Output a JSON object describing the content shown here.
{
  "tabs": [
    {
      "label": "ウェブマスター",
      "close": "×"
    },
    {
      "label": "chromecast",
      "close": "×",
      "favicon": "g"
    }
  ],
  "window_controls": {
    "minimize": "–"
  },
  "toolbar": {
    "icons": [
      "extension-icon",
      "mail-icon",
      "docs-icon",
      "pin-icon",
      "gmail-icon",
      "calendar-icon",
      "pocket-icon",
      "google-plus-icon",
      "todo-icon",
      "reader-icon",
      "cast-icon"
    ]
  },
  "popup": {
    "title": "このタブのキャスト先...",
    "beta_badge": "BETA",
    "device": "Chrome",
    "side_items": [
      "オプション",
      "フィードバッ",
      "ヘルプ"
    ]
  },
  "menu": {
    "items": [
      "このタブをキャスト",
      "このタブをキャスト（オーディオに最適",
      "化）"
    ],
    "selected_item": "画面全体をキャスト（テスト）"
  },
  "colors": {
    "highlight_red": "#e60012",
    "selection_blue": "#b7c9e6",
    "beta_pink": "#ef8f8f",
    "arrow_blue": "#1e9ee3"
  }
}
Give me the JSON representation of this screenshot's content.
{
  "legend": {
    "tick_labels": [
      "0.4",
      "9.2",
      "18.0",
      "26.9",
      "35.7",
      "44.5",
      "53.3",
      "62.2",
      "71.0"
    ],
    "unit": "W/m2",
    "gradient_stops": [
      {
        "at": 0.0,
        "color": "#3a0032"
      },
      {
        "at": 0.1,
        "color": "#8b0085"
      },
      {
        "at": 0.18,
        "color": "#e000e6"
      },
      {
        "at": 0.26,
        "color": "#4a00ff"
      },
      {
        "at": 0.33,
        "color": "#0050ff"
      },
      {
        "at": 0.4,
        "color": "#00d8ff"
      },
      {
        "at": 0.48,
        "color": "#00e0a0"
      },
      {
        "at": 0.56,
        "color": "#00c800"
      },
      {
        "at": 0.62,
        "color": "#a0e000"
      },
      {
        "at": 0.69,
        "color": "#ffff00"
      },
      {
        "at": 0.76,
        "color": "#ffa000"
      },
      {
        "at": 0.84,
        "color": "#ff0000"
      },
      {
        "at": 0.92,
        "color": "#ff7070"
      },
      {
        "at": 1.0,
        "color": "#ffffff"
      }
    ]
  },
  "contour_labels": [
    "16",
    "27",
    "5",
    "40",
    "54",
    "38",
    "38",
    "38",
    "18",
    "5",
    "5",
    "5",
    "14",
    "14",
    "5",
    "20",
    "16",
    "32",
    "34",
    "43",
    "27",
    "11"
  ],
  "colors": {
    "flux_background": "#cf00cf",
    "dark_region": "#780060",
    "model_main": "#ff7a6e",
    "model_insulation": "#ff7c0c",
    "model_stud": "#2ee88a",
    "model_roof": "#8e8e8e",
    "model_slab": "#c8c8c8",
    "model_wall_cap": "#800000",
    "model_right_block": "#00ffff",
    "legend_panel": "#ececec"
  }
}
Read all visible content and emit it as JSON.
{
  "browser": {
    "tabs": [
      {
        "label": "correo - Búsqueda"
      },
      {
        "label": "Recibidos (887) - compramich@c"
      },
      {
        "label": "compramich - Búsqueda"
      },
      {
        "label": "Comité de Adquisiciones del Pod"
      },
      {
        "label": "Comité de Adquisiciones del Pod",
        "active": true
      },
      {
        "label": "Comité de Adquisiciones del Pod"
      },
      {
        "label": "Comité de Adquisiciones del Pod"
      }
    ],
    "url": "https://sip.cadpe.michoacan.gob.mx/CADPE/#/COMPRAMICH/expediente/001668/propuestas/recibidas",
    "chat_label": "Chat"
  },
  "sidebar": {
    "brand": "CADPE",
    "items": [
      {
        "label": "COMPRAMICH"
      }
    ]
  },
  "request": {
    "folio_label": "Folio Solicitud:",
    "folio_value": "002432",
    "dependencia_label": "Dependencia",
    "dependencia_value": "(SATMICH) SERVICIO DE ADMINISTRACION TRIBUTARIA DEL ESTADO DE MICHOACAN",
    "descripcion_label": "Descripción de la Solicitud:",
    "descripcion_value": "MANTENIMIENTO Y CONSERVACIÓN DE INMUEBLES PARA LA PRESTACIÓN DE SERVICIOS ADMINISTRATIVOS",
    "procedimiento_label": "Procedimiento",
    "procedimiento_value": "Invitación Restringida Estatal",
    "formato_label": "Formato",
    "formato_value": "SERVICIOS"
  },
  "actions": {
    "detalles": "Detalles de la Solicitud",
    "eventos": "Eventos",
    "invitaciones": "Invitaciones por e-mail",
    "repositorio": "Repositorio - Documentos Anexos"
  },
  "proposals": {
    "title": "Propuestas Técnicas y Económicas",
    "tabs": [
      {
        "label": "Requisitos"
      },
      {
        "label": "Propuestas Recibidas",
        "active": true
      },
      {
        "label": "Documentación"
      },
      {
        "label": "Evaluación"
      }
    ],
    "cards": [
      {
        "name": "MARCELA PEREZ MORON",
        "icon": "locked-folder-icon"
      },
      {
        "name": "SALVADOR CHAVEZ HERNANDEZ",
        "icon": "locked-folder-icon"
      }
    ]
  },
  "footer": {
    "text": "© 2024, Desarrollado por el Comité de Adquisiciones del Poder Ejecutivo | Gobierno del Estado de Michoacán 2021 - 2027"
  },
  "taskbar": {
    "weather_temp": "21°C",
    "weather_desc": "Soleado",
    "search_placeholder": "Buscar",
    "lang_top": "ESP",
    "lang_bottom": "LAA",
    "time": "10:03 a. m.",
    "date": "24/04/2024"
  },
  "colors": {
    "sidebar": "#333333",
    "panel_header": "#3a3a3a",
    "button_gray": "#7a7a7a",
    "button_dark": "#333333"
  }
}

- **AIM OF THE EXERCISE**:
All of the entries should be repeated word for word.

- **RESULT FOR THIS TASK**:
Output a JSON object describing the content shown here.
{
  "tabs": [
    {
      "label": "ウェブマスター",
      "close": "×"
    },
    {
      "label": "chromecast",
      "close": "×",
      "favicon": "g"
    }
  ],
  "window_controls": {
    "minimize": "–"
  },
  "toolbar": {
    "icons": [
      "extension-icon",
      "mail-icon",
      "docs-icon",
      "pin-icon",
      "gmail-icon",
      "calendar-icon",
      "pocket-icon",
      "google-plus-icon",
      "todo-icon",
      "reader-icon",
      "cast-icon"
    ]
  },
  "popup": {
    "title": "このタブのキャスト先...",
    "beta_badge": "BETA",
    "device": "Chrome",
    "side_items": [
      "オプション",
      "フィードバッ",
      "ヘルプ"
    ]
  },
  "menu": {
    "items": [
      "このタブをキャスト",
      "このタブをキャスト（オーディオに最適",
      "化）"
    ],
    "selected_item": "画面全体をキャスト（テスト）"
  },
  "colors": {
    "highlight_red": "#e60012",
    "selection_blue": "#b7c9e6",
    "beta_pink": "#ef8f8f",
    "arrow_blue": "#1e9ee3"
  }
}
Give me the JSON representation of this screenshot's content.
{
  "legend": {
    "tick_labels": [
      "0.4",
      "9.2",
      "18.0",
      "26.9",
      "35.7",
      "44.5",
      "53.3",
      "62.2",
      "71.0"
    ],
    "unit": "W/m2",
    "gradient_stops": [
      {
        "at": 0.0,
        "color": "#3a0032"
      },
      {
        "at": 0.1,
        "color": "#8b0085"
      },
      {
        "at": 0.18,
        "color": "#e000e6"
      },
      {
        "at": 0.26,
        "color": "#4a00ff"
      },
      {
        "at": 0.33,
        "color": "#0050ff"
      },
      {
        "at": 0.4,
        "color": "#00d8ff"
      },
      {
        "at": 0.48,
        "color": "#00e0a0"
      },
      {
        "at": 0.56,
        "color": "#00c800"
      },
      {
        "at": 0.62,
        "color": "#a0e000"
      },
      {
        "at": 0.69,
        "color": "#ffff00"
      },
      {
        "at": 0.76,
        "color": "#ffa000"
      },
      {
        "at": 0.84,
        "color": "#ff0000"
      },
      {
        "at": 0.92,
        "color": "#ff7070"
      },
      {
        "at": 1.0,
        "color": "#ffffff"
      }
    ]
  },
  "contour_labels": [
    "16",
    "27",
    "5",
    "40",
    "54",
    "38",
    "38",
    "38",
    "18",
    "5",
    "5",
    "5",
    "14",
    "14",
    "5",
    "20",
    "16",
    "32",
    "34",
    "43",
    "27",
    "11"
  ],
  "colors": {
    "flux_background": "#cf00cf",
    "dark_region": "#780060",
    "model_main": "#ff7a6e",
    "model_insulation": "#ff7c0c",
    "model_stud": "#2ee88a",
    "model_roof": "#8e8e8e",
    "model_slab": "#c8c8c8",
    "model_wall_cap": "#800000",
    "model_right_block": "#00ffff",
    "legend_panel": "#ececec"
  }
}
Read all visible content and emit it as JSON.
{
  "browser": {
    "tabs": [
      {
        "label": "correo - Búsqueda"
      },
      {
        "label": "Recibidos (887) - compramich@c"
      },
      {
        "label": "compramich - Búsqueda"
      },
      {
        "label": "Comité de Adquisiciones del Pod"
      },
      {
        "label": "Comité de Adquisiciones del Pod",
        "active": true
      },
      {
        "label": "Comité de Adquisiciones del Pod"
      },
      {
        "label": "Comité de Adquisiciones del Pod"
      }
    ],
    "url": "https://sip.cadpe.michoacan.gob.mx/CADPE/#/COMPRAMICH/expediente/001668/propuestas/recibidas",
    "chat_label": "Chat"
  },
  "sidebar": {
    "brand": "CADPE",
    "items": [
      {
        "label": "COMPRAMICH"
      }
    ]
  },
  "request": {
    "folio_label": "Folio Solicitud:",
    "folio_value": "002432",
    "dependencia_label": "Dependencia",
    "dependencia_value": "(SATMICH) SERVICIO DE ADMINISTRACION TRIBUTARIA DEL ESTADO DE MICHOACAN",
    "descripcion_label": "Descripción de la Solicitud:",
    "descripcion_value": "MANTENIMIENTO Y CONSERVACIÓN DE INMUEBLES PARA LA PRESTACIÓN DE SERVICIOS ADMINISTRATIVOS",
    "procedimiento_label": "Procedimiento",
    "procedimiento_value": "Invitación Restringida Estatal",
    "formato_label": "Formato",
    "formato_value": "SERVICIOS"
  },
  "actions": {
    "detalles": "Detalles de la Solicitud",
    "eventos": "Eventos",
    "invitaciones": "Invitaciones por e-mail",
    "repositorio": "Repositorio - Documentos Anexos"
  },
  "proposals": {
    "title": "Propuestas Técnicas y Económicas",
    "tabs": [
      {
        "label": "Requisitos"
      },
      {
        "label": "Propuestas Recibidas",
        "active": true
      },
      {
        "label": "Documentación"
      },
      {
        "label": "Evaluación"
      }
    ],
    "cards": [
      {
        "name": "MARCELA PEREZ MORON",
        "icon": "locked-folder-icon"
      },
      {
        "name": "SALVADOR CHAVEZ HERNANDEZ",
        "icon": "locked-folder-icon"
      }
    ]
  },
  "footer": {
    "text": "© 2024, Desarrollado por el Comité de Adquisiciones del Poder Ejecutivo | Gobierno del Estado de Michoacán 2021 - 2027"
  },
  "taskbar": {
    "weather_temp": "21°C",
    "weather_desc": "Soleado",
    "search_placeholder": "Buscar",
    "lang_top": "ESP",
    "lang_bottom": "LAA",
    "time": "10:03 a. m.",
    "date": "24/04/2024"
  },
  "colors": {
    "sidebar": "#333333",
    "panel_header": "#3a3a3a",
    "button_gray": "#7a7a7a",
    "button_dark": "#333333"
  }
}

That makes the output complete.